### Work to be completed:
Please reproduce all of the listing below exactly and drop its images.

══════

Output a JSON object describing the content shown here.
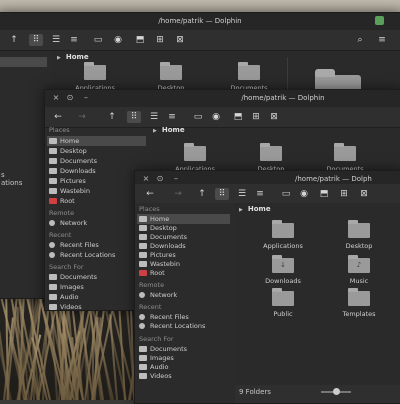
{
  "windows": [
    {
      "title": "/home/patrik — Dolphin",
      "breadcrumb": "Home",
      "folders": [
        "Applications",
        "Desktop",
        "Documents"
      ],
      "sidebar_fragment": [
        "s",
        "ations"
      ]
    },
    {
      "title": "/home/patrik — Dolphin",
      "breadcrumb": "Home",
      "places_header": "Places",
      "places": [
        "Home",
        "Desktop",
        "Documents",
        "Downloads",
        "Pictures",
        "Wastebin",
        "Root"
      ],
      "remote_header": "Remote",
      "remote": [
        "Network"
      ],
      "recent_header": "Recent",
      "recent": [
        "Recent Files",
        "Recent Locations"
      ],
      "search_header": "Search For",
      "search": [
        "Documents",
        "Images",
        "Audio",
        "Videos"
      ],
      "folders": [
        "Applications",
        "Desktop",
        "Documents"
      ]
    },
    {
      "title": "/home/patrik — Dolph",
      "breadcrumb": "Home",
      "places_header": "Places",
      "places": [
        "Home",
        "Desktop",
        "Documents",
        "Downloads",
        "Pictures",
        "Wastebin",
        "Root"
      ],
      "remote_header": "Remote",
      "remote": [
        "Network"
      ],
      "recent_header": "Recent",
      "recent": [
        "Recent Files",
        "Recent Locations"
      ],
      "search_header": "Search For",
      "search": [
        "Documents",
        "Images",
        "Audio",
        "Videos"
      ],
      "folders": [
        "Applications",
        "Desktop",
        "Downloads",
        "Music",
        "Public",
        "Templates"
      ],
      "status": "9 Folders"
    }
  ],
  "icons": {
    "back": "←",
    "forward": "→",
    "up": "↑",
    "menu": "≡",
    "search": "⌕",
    "x": "×",
    "caret": "▶",
    "music": "♪",
    "download": "↓"
  },
  "colors": {
    "selection": "#4a4a4a",
    "root_icon": "#d04040",
    "folder": "#9a9a9a"
  }
}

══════

### Your response:
Output a JSON object describing the content shown here.
{
  "windows": [
    {
      "title": "/home/patrik — Dolphin",
      "breadcrumb": "Home",
      "folders": [
        "Applications",
        "Desktop",
        "Documents"
      ],
      "sidebar_fragment": [
        "s",
        "ations"
      ]
    },
    {
      "title": "/home/patrik — Dolphin",
      "breadcrumb": "Home",
      "places_header": "Places",
      "places": [
        "Home",
        "Desktop",
        "Documents",
        "Downloads",
        "Pictures",
        "Wastebin",
        "Root"
      ],
      "remote_header": "Remote",
      "remote": [
        "Network"
      ],
      "recent_header": "Recent",
      "recent": [
        "Recent Files",
        "Recent Locations"
      ],
      "search_header": "Search For",
      "search": [
        "Documents",
        "Images",
        "Audio",
        "Videos"
      ],
      "folders": [
        "Applications",
        "Desktop",
        "Documents"
      ]
    },
    {
      "title": "/home/patrik — Dolph",
      "breadcrumb": "Home",
      "places_header": "Places",
      "places": [
        "Home",
        "Desktop",
        "Documents",
        "Downloads",
        "Pictures",
        "Wastebin",
        "Root"
      ],
      "remote_header": "Remote",
      "remote": [
        "Network"
      ],
      "recent_header": "Recent",
      "recent": [
        "Recent Files",
        "Recent Locations"
      ],
      "search_header": "Search For",
      "search": [
        "Documents",
        "Images",
        "Audio",
        "Videos"
      ],
      "folders": [
        "Applications",
        "Desktop",
        "Downloads",
        "Music",
        "Public",
        "Templates"
      ],
      "status": "9 Folders"
    }
  ],
  "icons": {
    "back": "←",
    "forward": "→",
    "up": "↑",
    "menu": "≡",
    "search": "⌕",
    "x": "×",
    "caret": "▶",
    "music": "♪",
    "download": "↓"
  },
  "colors": {
    "selection": "#4a4a4a",
    "root_icon": "#d04040",
    "folder": "#9a9a9a"
  }
}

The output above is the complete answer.